Thursday December 5, 2019 00:55:54
ECONOMYNEXT – Sri Lanka’s economy could be destabilized if a fiscal stimulus in the form of a tax cuts turns out to be unsustainable, the World Bank Chief Economist for South Asia, Hans Timmer said.
“In Sri Lanka, going forward,
there’s objectively a reason for fiscal stimulus but there’s not enough space
to actually do it,” Timmer said, speaking at a public lecture organized by
the Central Bank of Sri Lanka on the effects of slowing global growth in South
“Then you have to be very careful
to balance that. Because if you over-stimulate when you don’t have the room,
instead of stabilizing economy, you could destabilize the economy,” he
Sri Lanka’s new cabinet under President
Gotabaya Rajapaksa has announced a series of tax cuts, as economic growth fell
to 1.6 percent in the second quarter of 2018, in the wake of currency collapse
in 2018, triggered by liquidity injections despite tight fiscal policy.
The 2018 currency collapse came on top

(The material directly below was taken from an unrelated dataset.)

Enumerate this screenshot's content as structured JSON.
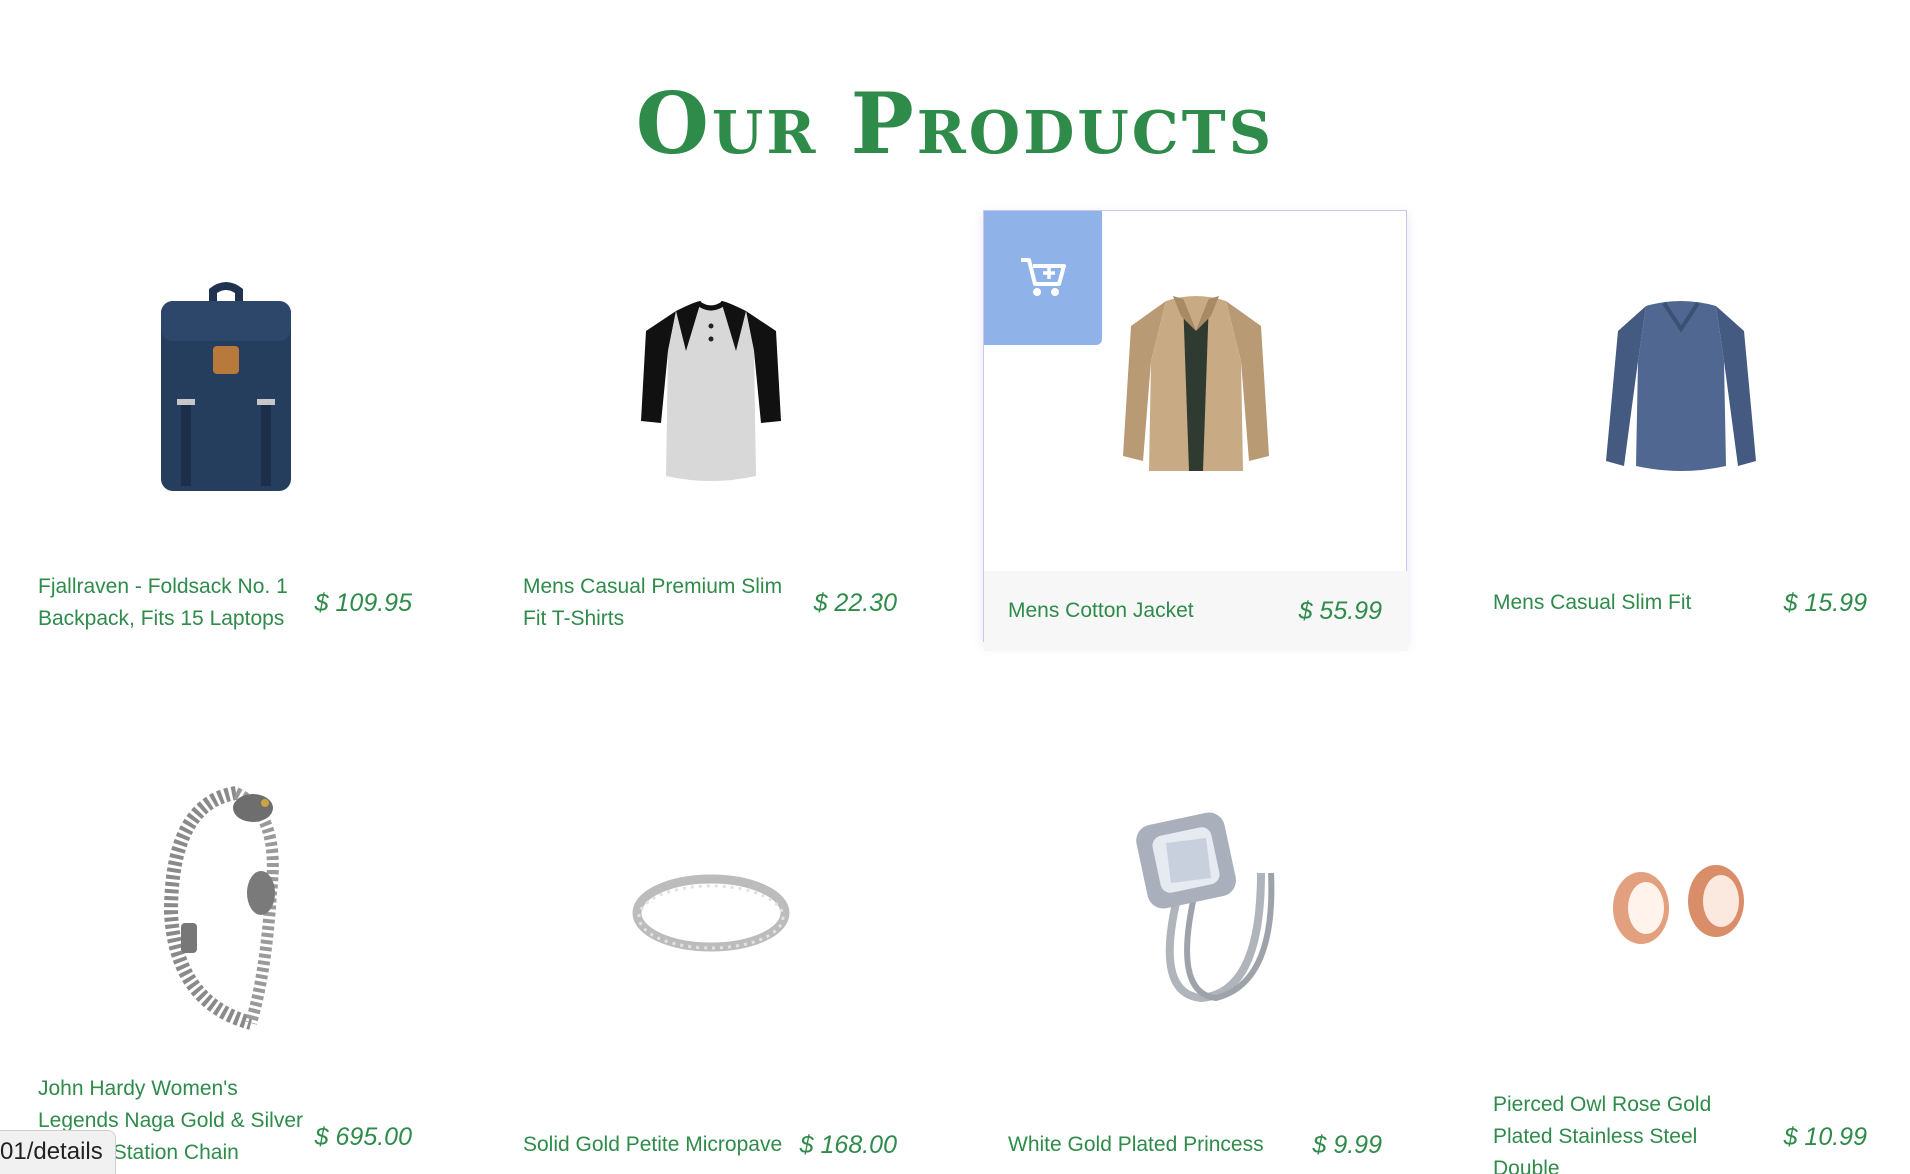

of a 2015/2016 currency collapse, triggered by liquidity injections by the
central bank as the budget deficit deteriorated.
Timmer said if countries want to solve

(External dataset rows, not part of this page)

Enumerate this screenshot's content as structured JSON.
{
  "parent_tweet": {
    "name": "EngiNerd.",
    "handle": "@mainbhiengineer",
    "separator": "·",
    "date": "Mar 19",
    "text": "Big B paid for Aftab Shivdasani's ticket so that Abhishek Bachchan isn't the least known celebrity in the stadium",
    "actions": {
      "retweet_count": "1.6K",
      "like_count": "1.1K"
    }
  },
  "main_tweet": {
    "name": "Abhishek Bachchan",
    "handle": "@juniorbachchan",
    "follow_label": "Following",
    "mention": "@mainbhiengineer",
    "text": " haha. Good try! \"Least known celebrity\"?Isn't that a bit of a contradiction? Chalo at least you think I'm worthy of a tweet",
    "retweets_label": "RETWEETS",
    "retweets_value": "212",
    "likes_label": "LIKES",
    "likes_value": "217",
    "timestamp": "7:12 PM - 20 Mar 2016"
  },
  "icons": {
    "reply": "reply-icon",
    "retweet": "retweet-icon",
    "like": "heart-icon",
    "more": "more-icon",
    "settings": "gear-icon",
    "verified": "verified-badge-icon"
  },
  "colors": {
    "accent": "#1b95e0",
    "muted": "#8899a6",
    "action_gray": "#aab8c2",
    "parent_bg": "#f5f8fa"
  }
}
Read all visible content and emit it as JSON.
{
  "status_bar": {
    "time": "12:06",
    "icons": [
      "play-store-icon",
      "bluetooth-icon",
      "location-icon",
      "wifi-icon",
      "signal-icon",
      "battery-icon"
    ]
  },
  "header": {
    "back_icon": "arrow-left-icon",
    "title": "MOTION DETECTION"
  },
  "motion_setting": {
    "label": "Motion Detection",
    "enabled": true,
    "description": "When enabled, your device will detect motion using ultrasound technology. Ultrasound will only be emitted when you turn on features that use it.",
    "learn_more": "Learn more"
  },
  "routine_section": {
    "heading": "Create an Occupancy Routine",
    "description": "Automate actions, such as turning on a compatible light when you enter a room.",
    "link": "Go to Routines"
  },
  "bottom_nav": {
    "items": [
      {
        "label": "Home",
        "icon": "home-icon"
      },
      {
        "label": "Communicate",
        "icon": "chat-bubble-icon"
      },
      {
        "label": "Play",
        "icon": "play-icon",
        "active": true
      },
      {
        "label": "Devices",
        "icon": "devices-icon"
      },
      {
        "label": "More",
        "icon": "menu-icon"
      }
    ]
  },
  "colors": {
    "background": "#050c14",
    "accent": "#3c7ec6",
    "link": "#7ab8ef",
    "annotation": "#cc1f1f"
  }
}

structural problems which impede growth, it is better to focus on monetary
stimulus while such problems are addressed, and if there is only a temporary

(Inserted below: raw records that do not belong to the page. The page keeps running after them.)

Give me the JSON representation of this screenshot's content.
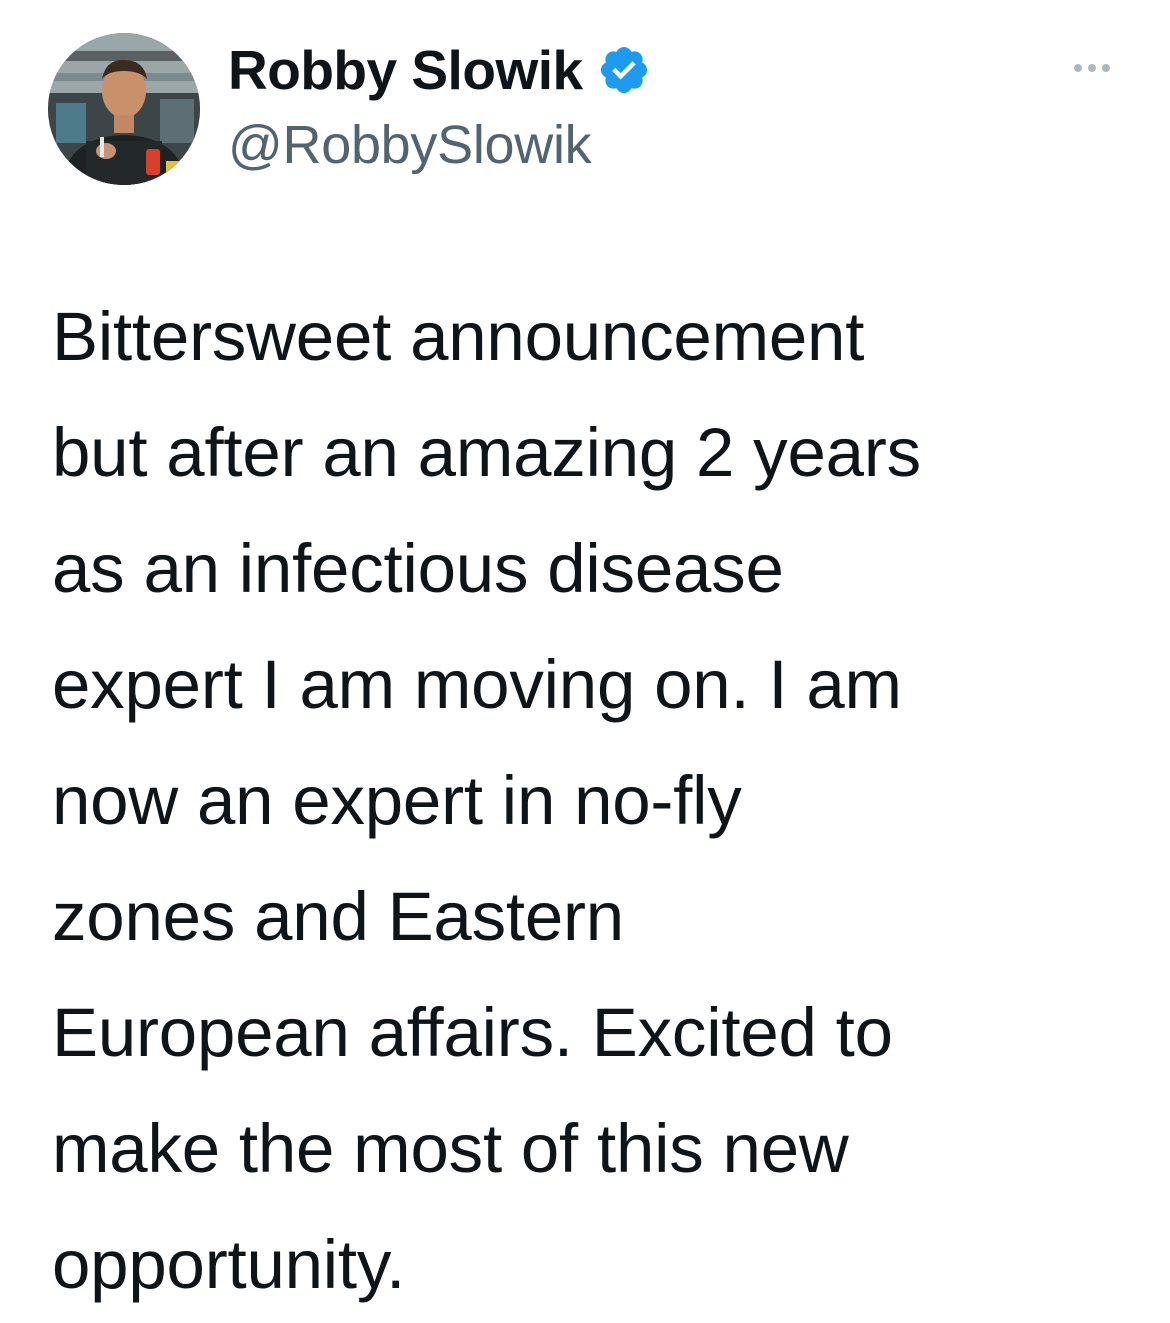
{
  "author": {
    "display_name": "Robby Slowik",
    "handle": "@RobbySlowik",
    "verified": true
  },
  "icons": {
    "avatar": "profile-photo",
    "verified": "verified-badge-icon",
    "more": "more-options-icon"
  },
  "colors": {
    "verified_blue": "#1d9bf0",
    "handle_gray": "#536471",
    "text": "#0f1419",
    "more_gray": "#aab8c2"
  },
  "tweet": {
    "lines": [
      "Bittersweet announcement",
      "but after an amazing 2 years",
      "as an infectious disease",
      "expert I am moving on. I am",
      "now an expert in no-fly",
      "zones and Eastern",
      "European affairs. Excited to",
      "make the most of this new",
      "opportunity."
    ]
  }
}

slowdown, fiscal stimulus is preferred.
With falling revenues and slower than
expected growth, Sri Lanka’s 2019 budget deficit is already estimated to have
widened to 7 percent of gross domestic product.
With little fiscal space, countries like
Sri Lanka will find it difficult to spur growth sustainably with fiscal
stimulus, he said.
“You need to build confidence among
investors, focus on sources of potential high growth and focus on areas of
opportunities for exports, but for some reason, these opportunities have not
been taken,” Timmer said.
He said Sri Lanka needed to tap into
underutilized resources, such as the informal sector, women, and create the
right policies to allow investors to harness these labour pools and increase
confidence in the market.